However, Apple overlooked the fact that the product execution needs to be good (in Apple’s case, great). Supporting my claim, Gurley states, “Naysayers of these assertions will likely have the same retort – quality is key. They will argue that Google’s turn-by-turn apps are inferior to their well-honed, market-leading products. With regard to Android, Google will lack the user interface or embedded software expertise necessary and will deliver a subpar product. Plus, because the Android OS will be so splintered, QA testing will be difficult and incompatibility issues will abound. In the short run, these issues will exist.”
Today, we are seeing that Apple had the right strategy, but failed in execution. However, it may not hurt the iPhone 5 sales because when a product is completely free, consumer expectations are low, and consumer patience is high.”
The good news for Apple is that their loyal customers will be patient and wait for superior subsequent versions of the mapping system app.

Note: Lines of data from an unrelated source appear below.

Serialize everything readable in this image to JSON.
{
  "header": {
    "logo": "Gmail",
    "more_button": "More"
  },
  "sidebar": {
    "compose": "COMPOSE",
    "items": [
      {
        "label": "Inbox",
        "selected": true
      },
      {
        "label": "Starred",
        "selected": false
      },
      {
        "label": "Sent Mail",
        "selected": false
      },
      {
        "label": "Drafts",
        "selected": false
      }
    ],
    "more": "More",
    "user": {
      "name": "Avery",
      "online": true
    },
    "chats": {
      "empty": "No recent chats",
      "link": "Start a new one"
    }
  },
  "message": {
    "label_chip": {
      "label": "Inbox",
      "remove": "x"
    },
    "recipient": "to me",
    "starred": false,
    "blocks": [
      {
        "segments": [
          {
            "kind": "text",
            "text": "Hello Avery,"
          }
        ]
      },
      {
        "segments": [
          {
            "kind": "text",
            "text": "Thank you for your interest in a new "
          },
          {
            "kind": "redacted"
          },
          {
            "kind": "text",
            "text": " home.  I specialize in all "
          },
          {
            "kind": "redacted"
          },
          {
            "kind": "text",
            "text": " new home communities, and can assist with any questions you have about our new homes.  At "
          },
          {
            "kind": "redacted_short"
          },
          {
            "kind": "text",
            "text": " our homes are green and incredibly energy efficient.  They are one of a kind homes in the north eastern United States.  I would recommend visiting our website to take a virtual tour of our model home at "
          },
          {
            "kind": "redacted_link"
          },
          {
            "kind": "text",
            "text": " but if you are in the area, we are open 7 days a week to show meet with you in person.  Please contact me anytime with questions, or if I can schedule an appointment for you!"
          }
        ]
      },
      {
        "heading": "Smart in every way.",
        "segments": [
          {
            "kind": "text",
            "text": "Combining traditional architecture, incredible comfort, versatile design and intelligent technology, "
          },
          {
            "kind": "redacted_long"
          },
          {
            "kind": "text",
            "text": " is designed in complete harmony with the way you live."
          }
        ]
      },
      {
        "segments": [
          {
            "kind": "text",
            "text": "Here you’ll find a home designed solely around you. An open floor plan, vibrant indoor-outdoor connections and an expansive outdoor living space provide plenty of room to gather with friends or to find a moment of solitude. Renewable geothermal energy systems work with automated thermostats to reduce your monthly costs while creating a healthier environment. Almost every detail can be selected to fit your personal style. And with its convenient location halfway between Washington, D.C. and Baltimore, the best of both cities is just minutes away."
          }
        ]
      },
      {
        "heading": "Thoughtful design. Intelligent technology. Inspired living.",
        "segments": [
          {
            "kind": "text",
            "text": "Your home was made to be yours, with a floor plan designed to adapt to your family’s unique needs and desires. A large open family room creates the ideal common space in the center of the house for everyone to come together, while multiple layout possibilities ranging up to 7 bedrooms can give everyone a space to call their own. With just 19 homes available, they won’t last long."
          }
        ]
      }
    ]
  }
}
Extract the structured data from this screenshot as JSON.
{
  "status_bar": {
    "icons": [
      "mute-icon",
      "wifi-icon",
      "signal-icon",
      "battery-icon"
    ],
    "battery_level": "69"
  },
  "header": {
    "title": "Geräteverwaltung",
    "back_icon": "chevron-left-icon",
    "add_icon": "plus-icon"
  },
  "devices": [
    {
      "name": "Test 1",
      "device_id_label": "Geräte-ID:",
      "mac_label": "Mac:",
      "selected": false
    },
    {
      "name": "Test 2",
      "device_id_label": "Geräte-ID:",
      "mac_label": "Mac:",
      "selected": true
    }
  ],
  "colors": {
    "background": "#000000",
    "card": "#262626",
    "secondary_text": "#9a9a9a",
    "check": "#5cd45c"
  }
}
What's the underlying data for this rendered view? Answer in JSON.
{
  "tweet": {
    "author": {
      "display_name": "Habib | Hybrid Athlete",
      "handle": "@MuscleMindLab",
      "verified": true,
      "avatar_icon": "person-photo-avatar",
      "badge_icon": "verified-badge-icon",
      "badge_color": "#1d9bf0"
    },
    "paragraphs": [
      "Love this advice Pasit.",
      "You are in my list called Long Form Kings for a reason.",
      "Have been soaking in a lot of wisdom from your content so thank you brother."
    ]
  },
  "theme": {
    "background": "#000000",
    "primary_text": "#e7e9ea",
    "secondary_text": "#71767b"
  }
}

The key takeaway is that a free or “Less Than Free” business model can really be an industry game-changer. Let’s analyze how Facebook did it in the social media industry.
For Facebook, Zuckerberg’s brilliance was to bypass Harvard, MIT, and Stanford, all by using the free model. Gurley states, “We noted in our take on the free business model, if a disruptive competitor can offer a product or service similar to yours for free, and if they can make enough money to keep the lights on, then you likely have a problem.”
Borrowing the words from my co-founder Marc Cenedella, “The key point with Zuckerberg’s success is even more profound. Free allowed him to ‘outsell’ the competition. Free freed him from the wrong customer requirements. My claim is: free made the product features better by eliminating customer requirements and that’s because pricing put the focus on the wrong customer.”
Harvard had Facebook before Zuckerberg came along. In the late 90s, graduates of Harvard Business School tried to sell the university their own version of Facebook. For Facebook, the university was the wrong customer. Building university requirements into a product and having a long sales cycle would never have allowed Facebook to exist. Bypassing them entirely was an ingenious move.
So, a subsidiary claim would be: pricing forces you to choose a customer. Choose well, and you have a fantastic product. Choose wrong, and you get stuck.
Have you chosen your customer carefully? Can you leverage a free or “less than free” business model to change the game on your competition? One of the most successful ways for small private companies to gain the upper hand over large incumbents is to change the rules of the game.